Here’s the raptor printed in ABS plastic using the Solidoodle 3D printer.

Daughter then dreamt of a hippo…

and he slowly rose from the plastic pond.

Again, she sculpted with virtual clay in Sculptris.

I dreamt of a dachshund coin, just to see if it could be done.

dachshund blender

So I took a picture of Suzy the dog, modeled her profile, and it worked! I printed out the file with the 3D printer, and again, it worked! Gave it a quick sand and then slathered it with silver Rub–N–Buff. I glued it on my broken key chain for portable art.

My daughter has a dinosaur tooth or claw she’s in the process of painting. Good old gesso works better than plastic primer on the ABS. After priming, acrylic craft paint sticks to the plastic. Oh, the possibilities! We’ve already had to order a new reel of plastic for more printing.

What should we print next?

Thanks,

Aimee

Monday, March 4, 2013

Three Dimensional Portraits

My husband and children are early adopters. When it’s time to play, they play with the latest and greatest. Three-D printing is all the rage around here. My husband has been designing kettle corn measuring cups and phone stands. My daughter has been sculpting virtual portraits.

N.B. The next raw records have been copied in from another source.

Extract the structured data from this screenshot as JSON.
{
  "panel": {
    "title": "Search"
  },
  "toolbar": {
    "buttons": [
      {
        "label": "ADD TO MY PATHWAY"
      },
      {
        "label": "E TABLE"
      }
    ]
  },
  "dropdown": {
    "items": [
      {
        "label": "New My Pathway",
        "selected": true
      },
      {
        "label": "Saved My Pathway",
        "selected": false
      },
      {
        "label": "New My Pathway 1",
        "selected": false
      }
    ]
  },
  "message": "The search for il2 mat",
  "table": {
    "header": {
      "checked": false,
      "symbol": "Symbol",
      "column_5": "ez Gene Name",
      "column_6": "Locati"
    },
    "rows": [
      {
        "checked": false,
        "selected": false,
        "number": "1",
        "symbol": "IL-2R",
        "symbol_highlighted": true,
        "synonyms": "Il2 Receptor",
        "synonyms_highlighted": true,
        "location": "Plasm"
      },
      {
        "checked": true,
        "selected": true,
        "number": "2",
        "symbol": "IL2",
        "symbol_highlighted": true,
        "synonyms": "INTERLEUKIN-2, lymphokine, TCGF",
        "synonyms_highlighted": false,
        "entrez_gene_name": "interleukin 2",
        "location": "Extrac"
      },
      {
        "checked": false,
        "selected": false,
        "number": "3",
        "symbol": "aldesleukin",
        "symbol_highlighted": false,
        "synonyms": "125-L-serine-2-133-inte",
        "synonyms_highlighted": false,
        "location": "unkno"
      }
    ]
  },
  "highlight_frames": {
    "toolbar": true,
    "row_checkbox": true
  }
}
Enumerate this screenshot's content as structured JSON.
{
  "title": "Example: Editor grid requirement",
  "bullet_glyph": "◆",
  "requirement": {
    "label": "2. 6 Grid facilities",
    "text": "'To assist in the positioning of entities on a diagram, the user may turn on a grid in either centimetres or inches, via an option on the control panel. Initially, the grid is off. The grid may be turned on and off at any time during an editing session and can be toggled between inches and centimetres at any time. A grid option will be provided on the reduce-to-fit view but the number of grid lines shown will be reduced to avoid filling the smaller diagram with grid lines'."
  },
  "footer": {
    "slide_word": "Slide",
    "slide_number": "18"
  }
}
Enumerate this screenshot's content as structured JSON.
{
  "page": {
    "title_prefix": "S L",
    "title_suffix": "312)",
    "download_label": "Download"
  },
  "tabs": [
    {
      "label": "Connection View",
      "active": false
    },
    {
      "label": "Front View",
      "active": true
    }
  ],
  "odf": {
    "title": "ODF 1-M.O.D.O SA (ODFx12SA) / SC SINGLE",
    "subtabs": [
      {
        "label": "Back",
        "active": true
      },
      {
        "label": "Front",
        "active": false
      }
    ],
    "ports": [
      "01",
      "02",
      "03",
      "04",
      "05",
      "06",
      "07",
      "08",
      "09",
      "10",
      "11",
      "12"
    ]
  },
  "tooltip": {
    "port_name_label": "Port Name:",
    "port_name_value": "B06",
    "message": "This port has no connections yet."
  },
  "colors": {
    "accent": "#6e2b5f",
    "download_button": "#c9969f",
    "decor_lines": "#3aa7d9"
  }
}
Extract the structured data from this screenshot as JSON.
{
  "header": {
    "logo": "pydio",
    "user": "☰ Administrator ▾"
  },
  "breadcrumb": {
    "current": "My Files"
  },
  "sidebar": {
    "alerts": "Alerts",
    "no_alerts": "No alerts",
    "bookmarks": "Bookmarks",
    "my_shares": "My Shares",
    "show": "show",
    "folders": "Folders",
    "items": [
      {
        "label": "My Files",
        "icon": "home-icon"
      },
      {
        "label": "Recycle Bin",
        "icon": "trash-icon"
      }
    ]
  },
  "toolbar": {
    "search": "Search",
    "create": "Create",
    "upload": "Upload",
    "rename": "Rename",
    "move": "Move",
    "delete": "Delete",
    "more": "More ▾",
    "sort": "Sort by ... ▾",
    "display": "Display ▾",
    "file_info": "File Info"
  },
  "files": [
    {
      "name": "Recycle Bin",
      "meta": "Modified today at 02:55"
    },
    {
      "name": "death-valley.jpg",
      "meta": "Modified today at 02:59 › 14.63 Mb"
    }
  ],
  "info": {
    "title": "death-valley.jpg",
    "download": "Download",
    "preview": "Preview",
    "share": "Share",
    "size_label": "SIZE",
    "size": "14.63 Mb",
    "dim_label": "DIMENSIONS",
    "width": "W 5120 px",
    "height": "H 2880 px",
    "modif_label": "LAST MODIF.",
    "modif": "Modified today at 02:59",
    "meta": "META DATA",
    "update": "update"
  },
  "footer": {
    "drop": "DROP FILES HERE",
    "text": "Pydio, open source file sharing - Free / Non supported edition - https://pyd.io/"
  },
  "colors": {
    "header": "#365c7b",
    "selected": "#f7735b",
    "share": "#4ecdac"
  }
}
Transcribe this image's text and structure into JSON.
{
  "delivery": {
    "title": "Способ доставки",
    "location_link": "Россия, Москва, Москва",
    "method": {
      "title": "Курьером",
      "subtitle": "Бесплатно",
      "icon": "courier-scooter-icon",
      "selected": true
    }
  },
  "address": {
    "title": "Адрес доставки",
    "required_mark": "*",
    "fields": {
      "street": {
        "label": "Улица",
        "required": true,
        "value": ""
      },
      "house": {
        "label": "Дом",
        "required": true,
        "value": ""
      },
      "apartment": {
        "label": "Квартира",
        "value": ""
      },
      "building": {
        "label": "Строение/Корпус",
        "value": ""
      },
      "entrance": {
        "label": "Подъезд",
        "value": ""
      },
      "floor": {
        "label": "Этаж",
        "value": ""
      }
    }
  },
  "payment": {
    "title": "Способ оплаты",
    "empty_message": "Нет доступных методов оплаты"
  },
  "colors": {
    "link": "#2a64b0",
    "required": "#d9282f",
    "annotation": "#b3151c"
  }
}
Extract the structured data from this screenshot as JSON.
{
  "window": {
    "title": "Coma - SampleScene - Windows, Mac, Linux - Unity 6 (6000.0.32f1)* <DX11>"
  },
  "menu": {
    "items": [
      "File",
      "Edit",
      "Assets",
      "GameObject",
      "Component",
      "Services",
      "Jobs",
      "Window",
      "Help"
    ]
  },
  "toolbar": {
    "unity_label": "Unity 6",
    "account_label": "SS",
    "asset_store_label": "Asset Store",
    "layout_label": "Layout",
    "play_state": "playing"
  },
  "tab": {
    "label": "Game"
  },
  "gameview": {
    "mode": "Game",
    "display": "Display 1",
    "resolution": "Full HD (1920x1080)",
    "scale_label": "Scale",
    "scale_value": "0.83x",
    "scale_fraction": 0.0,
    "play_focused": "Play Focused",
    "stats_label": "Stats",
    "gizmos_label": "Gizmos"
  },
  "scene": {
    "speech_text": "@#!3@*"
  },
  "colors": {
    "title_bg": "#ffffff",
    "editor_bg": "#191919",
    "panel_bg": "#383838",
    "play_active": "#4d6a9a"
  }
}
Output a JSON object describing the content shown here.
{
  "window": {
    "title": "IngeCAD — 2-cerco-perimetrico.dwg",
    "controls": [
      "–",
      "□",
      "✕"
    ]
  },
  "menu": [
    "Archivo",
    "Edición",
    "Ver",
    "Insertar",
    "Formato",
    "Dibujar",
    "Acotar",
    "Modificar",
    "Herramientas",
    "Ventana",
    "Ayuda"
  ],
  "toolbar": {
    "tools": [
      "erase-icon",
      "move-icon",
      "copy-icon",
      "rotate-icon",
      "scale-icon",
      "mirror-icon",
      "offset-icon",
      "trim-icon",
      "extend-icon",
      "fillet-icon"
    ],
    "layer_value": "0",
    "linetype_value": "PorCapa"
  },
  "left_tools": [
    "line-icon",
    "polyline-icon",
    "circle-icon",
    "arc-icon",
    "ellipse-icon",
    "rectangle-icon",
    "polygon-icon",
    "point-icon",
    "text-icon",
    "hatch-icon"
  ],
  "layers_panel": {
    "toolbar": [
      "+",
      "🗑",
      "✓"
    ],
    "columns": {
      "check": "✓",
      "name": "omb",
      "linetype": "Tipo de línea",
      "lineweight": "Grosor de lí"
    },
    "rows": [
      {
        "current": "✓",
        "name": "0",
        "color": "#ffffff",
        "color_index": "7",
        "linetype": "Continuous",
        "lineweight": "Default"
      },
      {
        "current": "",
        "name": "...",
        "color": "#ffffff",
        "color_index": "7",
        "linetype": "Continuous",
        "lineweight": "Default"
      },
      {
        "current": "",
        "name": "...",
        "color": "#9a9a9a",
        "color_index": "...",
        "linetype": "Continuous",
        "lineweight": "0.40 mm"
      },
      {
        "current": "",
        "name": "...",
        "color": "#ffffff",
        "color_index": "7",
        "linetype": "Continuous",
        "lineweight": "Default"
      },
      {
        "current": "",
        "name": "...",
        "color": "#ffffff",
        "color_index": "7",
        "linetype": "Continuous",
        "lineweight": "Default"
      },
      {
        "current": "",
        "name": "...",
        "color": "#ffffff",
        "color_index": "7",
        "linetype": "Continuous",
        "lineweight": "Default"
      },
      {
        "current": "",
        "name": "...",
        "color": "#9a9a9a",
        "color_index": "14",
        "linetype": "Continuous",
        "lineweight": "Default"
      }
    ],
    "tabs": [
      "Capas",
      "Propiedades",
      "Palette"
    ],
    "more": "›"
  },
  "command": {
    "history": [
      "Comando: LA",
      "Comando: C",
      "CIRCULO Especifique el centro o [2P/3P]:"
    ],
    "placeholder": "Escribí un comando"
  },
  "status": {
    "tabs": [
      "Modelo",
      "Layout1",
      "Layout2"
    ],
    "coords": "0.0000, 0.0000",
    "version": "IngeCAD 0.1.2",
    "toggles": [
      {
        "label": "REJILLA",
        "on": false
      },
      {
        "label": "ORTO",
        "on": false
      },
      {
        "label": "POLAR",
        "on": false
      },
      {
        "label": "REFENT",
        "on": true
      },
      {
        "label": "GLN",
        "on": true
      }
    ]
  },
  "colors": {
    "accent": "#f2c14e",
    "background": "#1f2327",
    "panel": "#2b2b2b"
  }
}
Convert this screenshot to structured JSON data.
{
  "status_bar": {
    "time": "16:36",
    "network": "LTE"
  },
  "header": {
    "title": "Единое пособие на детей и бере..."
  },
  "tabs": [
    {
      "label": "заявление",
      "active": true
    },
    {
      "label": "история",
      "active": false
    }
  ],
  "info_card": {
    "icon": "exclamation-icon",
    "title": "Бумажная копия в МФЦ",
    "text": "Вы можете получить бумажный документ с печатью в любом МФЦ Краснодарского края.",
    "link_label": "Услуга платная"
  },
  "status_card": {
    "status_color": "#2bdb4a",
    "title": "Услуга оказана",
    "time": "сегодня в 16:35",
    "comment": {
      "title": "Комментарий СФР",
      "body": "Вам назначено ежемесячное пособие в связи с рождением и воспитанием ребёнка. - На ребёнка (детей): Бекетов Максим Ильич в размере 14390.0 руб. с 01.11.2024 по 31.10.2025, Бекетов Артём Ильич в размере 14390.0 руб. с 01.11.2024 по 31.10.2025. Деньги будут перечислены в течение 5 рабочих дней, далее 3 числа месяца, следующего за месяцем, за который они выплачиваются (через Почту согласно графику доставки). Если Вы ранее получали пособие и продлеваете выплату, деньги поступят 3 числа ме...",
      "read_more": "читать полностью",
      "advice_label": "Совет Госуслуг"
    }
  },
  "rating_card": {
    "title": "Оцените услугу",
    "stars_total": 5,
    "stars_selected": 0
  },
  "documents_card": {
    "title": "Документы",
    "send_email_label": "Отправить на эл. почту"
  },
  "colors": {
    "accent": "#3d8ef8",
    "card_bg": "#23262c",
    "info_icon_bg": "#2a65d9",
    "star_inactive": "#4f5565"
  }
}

She sculpted her profile using virtual clay in the free program Sculptris, exported the file to the open source program Blender, and then exported the final object to the file format .STL, which the Solidoodle 3D printer can read. Yeah, it’s just that easy for an early adopter.

sc portrait 1

The tile is over 4–in. square and took 11+ hours to print. We calculated that it used about $8 in plastic.

Art School Daughter then needed to do her homework. She wanted to recreate the vase–face optical illusion in 3D using her face as one side and her boyfriend’s face for the other. These portraits are about 1.5– to 2–in. tall.

Finally, why not try sculpt a full face? The printer “draws” each layer of plastic onto the previous layer. It’s like a precise, computer–controlled glue gun.

What are we doing with all this plastic artwork?

Besides making functional phone stands, we’re making art, and art begs to be displayed.

My kids declare the face magnet to be cool and creepy at the same time.

We’ve been branching out into animals. Stay tuned for the results of the raptor hunt.

Are you an early adopter or a late majority?

Thanks,

Aimee